> Records for the task:
-*-*-
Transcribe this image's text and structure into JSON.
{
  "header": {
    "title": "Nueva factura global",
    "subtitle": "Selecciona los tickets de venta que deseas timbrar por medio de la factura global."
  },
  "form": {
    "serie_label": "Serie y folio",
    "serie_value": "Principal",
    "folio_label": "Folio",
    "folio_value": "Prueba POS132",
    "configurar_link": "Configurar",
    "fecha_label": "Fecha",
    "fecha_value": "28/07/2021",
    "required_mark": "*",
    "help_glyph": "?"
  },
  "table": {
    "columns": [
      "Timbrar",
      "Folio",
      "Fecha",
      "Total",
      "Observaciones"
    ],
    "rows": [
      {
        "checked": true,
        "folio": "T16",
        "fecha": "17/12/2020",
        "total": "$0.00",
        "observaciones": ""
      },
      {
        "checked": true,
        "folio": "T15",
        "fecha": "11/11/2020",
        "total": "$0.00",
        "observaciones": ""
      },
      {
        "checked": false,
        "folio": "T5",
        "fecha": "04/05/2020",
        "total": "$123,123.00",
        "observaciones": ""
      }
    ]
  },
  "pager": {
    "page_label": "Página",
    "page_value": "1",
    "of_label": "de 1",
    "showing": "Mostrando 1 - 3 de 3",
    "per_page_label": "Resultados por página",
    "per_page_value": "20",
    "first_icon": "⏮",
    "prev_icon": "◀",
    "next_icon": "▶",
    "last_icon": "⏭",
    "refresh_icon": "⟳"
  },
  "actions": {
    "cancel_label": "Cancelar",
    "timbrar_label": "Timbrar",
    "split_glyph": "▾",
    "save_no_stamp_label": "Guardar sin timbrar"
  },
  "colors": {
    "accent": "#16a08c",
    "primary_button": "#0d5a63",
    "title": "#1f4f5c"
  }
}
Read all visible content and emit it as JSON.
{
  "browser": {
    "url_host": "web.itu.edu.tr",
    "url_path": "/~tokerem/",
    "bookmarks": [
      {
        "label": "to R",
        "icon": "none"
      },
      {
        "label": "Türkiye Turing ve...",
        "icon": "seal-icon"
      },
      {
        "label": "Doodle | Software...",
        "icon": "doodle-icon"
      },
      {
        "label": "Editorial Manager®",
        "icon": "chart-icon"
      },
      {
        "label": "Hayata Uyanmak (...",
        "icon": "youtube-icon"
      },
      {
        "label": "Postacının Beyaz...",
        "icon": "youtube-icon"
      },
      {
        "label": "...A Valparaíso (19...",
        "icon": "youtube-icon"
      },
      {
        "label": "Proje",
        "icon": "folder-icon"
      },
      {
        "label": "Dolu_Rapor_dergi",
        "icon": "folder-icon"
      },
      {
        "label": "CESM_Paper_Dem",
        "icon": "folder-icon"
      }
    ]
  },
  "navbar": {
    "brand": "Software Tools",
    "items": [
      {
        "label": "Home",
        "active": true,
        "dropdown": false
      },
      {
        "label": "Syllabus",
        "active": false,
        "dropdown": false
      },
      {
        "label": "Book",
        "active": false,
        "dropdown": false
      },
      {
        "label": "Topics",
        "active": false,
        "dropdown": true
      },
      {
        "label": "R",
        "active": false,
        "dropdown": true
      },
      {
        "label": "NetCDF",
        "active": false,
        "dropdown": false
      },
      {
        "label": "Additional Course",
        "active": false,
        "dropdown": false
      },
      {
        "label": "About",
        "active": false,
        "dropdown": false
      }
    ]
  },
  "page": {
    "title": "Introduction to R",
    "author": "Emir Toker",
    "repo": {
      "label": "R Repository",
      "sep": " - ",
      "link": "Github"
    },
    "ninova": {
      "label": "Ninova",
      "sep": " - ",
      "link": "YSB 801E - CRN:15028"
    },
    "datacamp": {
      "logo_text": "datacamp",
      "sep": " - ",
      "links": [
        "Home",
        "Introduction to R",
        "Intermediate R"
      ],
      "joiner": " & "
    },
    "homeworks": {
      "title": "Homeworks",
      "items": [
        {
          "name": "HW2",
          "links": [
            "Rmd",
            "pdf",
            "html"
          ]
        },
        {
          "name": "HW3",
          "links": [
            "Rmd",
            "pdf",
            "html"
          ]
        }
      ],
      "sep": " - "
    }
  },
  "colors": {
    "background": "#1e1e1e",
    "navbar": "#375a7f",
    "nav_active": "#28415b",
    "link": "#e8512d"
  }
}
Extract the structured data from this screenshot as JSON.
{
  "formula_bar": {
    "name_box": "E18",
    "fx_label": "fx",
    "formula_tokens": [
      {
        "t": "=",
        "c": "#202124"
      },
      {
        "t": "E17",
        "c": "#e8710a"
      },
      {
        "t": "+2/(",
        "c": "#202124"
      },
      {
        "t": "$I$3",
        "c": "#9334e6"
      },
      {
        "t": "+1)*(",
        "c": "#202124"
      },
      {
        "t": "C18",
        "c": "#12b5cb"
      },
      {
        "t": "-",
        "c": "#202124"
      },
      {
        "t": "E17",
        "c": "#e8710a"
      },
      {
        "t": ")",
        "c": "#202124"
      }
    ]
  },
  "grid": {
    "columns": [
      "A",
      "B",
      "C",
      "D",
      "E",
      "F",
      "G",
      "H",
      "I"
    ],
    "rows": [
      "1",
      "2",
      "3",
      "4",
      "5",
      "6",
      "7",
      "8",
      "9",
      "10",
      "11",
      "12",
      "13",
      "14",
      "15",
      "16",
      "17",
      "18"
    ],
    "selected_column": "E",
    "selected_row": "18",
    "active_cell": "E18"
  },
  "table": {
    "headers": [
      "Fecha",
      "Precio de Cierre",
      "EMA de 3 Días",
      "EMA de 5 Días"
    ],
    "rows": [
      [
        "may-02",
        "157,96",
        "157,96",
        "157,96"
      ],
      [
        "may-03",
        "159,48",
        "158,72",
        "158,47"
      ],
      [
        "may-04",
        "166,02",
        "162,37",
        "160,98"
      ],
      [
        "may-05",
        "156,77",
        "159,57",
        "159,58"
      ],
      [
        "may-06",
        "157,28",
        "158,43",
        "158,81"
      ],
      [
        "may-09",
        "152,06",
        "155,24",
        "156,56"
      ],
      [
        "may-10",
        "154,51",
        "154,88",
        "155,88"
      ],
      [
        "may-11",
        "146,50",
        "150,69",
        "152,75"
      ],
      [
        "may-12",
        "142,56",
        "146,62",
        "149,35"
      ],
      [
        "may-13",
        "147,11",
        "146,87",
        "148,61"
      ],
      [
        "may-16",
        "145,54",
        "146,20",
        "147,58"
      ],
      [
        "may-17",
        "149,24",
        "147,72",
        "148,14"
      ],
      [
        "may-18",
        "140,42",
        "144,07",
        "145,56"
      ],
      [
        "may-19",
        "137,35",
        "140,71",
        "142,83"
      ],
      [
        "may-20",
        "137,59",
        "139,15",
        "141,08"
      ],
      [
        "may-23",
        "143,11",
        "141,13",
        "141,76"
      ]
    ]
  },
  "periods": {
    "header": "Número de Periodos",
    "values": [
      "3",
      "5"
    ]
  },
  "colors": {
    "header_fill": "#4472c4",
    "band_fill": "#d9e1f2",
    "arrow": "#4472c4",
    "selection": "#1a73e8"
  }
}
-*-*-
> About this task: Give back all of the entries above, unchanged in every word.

> Expected answer:
Transcribe this image's text and structure into JSON.
{
  "header": {
    "title": "Nueva factura global",
    "subtitle": "Selecciona los tickets de venta que deseas timbrar por medio de la factura global."
  },
  "form": {
    "serie_label": "Serie y folio",
    "serie_value": "Principal",
    "folio_label": "Folio",
    "folio_value": "Prueba POS132",
    "configurar_link": "Configurar",
    "fecha_label": "Fecha",
    "fecha_value": "28/07/2021",
    "required_mark": "*",
    "help_glyph": "?"
  },
  "table": {
    "columns": [
      "Timbrar",
      "Folio",
      "Fecha",
      "Total",
      "Observaciones"
    ],
    "rows": [
      {
        "checked": true,
        "folio": "T16",
        "fecha": "17/12/2020",
        "total": "$0.00",
        "observaciones": ""
      },
      {
        "checked": true,
        "folio": "T15",
        "fecha": "11/11/2020",
        "total": "$0.00",
        "observaciones": ""
      },
      {
        "checked": false,
        "folio": "T5",
        "fecha": "04/05/2020",
        "total": "$123,123.00",
        "observaciones": ""
      }
    ]
  },
  "pager": {
    "page_label": "Página",
    "page_value": "1",
    "of_label": "de 1",
    "showing": "Mostrando 1 - 3 de 3",
    "per_page_label": "Resultados por página",
    "per_page_value": "20",
    "first_icon": "⏮",
    "prev_icon": "◀",
    "next_icon": "▶",
    "last_icon": "⏭",
    "refresh_icon": "⟳"
  },
  "actions": {
    "cancel_label": "Cancelar",
    "timbrar_label": "Timbrar",
    "split_glyph": "▾",
    "save_no_stamp_label": "Guardar sin timbrar"
  },
  "colors": {
    "accent": "#16a08c",
    "primary_button": "#0d5a63",
    "title": "#1f4f5c"
  }
}
Read all visible content and emit it as JSON.
{
  "browser": {
    "url_host": "web.itu.edu.tr",
    "url_path": "/~tokerem/",
    "bookmarks": [
      {
        "label": "to R",
        "icon": "none"
      },
      {
        "label": "Türkiye Turing ve...",
        "icon": "seal-icon"
      },
      {
        "label": "Doodle | Software...",
        "icon": "doodle-icon"
      },
      {
        "label": "Editorial Manager®",
        "icon": "chart-icon"
      },
      {
        "label": "Hayata Uyanmak (...",
        "icon": "youtube-icon"
      },
      {
        "label": "Postacının Beyaz...",
        "icon": "youtube-icon"
      },
      {
        "label": "...A Valparaíso (19...",
        "icon": "youtube-icon"
      },
      {
        "label": "Proje",
        "icon": "folder-icon"
      },
      {
        "label": "Dolu_Rapor_dergi",
        "icon": "folder-icon"
      },
      {
        "label": "CESM_Paper_Dem",
        "icon": "folder-icon"
      }
    ]
  },
  "navbar": {
    "brand": "Software Tools",
    "items": [
      {
        "label": "Home",
        "active": true,
        "dropdown": false
      },
      {
        "label": "Syllabus",
        "active": false,
        "dropdown": false
      },
      {
        "label": "Book",
        "active": false,
        "dropdown": false
      },
      {
        "label": "Topics",
        "active": false,
        "dropdown": true
      },
      {
        "label": "R",
        "active": false,
        "dropdown": true
      },
      {
        "label": "NetCDF",
        "active": false,
        "dropdown": false
      },
      {
        "label": "Additional Course",
        "active": false,
        "dropdown": false
      },
      {
        "label": "About",
        "active": false,
        "dropdown": false
      }
    ]
  },
  "page": {
    "title": "Introduction to R",
    "author": "Emir Toker",
    "repo": {
      "label": "R Repository",
      "sep": " - ",
      "link": "Github"
    },
    "ninova": {
      "label": "Ninova",
      "sep": " - ",
      "link": "YSB 801E - CRN:15028"
    },
    "datacamp": {
      "logo_text": "datacamp",
      "sep": " - ",
      "links": [
        "Home",
        "Introduction to R",
        "Intermediate R"
      ],
      "joiner": " & "
    },
    "homeworks": {
      "title": "Homeworks",
      "items": [
        {
          "name": "HW2",
          "links": [
            "Rmd",
            "pdf",
            "html"
          ]
        },
        {
          "name": "HW3",
          "links": [
            "Rmd",
            "pdf",
            "html"
          ]
        }
      ],
      "sep": " - "
    }
  },
  "colors": {
    "background": "#1e1e1e",
    "navbar": "#375a7f",
    "nav_active": "#28415b",
    "link": "#e8512d"
  }
}
Extract the structured data from this screenshot as JSON.
{
  "formula_bar": {
    "name_box": "E18",
    "fx_label": "fx",
    "formula_tokens": [
      {
        "t": "=",
        "c": "#202124"
      },
      {
        "t": "E17",
        "c": "#e8710a"
      },
      {
        "t": "+2/(",
        "c": "#202124"
      },
      {
        "t": "$I$3",
        "c": "#9334e6"
      },
      {
        "t": "+1)*(",
        "c": "#202124"
      },
      {
        "t": "C18",
        "c": "#12b5cb"
      },
      {
        "t": "-",
        "c": "#202124"
      },
      {
        "t": "E17",
        "c": "#e8710a"
      },
      {
        "t": ")",
        "c": "#202124"
      }
    ]
  },
  "grid": {
    "columns": [
      "A",
      "B",
      "C",
      "D",
      "E",
      "F",
      "G",
      "H",
      "I"
    ],
    "rows": [
      "1",
      "2",
      "3",
      "4",
      "5",
      "6",
      "7",
      "8",
      "9",
      "10",
      "11",
      "12",
      "13",
      "14",
      "15",
      "16",
      "17",
      "18"
    ],
    "selected_column": "E",
    "selected_row": "18",
    "active_cell": "E18"
  },
  "table": {
    "headers": [
      "Fecha",
      "Precio de Cierre",
      "EMA de 3 Días",
      "EMA de 5 Días"
    ],
    "rows": [
      [
        "may-02",
        "157,96",
        "157,96",
        "157,96"
      ],
      [
        "may-03",
        "159,48",
        "158,72",
        "158,47"
      ],
      [
        "may-04",
        "166,02",
        "162,37",
        "160,98"
      ],
      [
        "may-05",
        "156,77",
        "159,57",
        "159,58"
      ],
      [
        "may-06",
        "157,28",
        "158,43",
        "158,81"
      ],
      [
        "may-09",
        "152,06",
        "155,24",
        "156,56"
      ],
      [
        "may-10",
        "154,51",
        "154,88",
        "155,88"
      ],
      [
        "may-11",
        "146,50",
        "150,69",
        "152,75"
      ],
      [
        "may-12",
        "142,56",
        "146,62",
        "149,35"
      ],
      [
        "may-13",
        "147,11",
        "146,87",
        "148,61"
      ],
      [
        "may-16",
        "145,54",
        "146,20",
        "147,58"
      ],
      [
        "may-17",
        "149,24",
        "147,72",
        "148,14"
      ],
      [
        "may-18",
        "140,42",
        "144,07",
        "145,56"
      ],
      [
        "may-19",
        "137,35",
        "140,71",
        "142,83"
      ],
      [
        "may-20",
        "137,59",
        "139,15",
        "141,08"
      ],
      [
        "may-23",
        "143,11",
        "141,13",
        "141,76"
      ]
    ]
  },
  "periods": {
    "header": "Número de Periodos",
    "values": [
      "3",
      "5"
    ]
  },
  "colors": {
    "header_fill": "#4472c4",
    "band_fill": "#d9e1f2",
    "arrow": "#4472c4",
    "selection": "#1a73e8"
  }
}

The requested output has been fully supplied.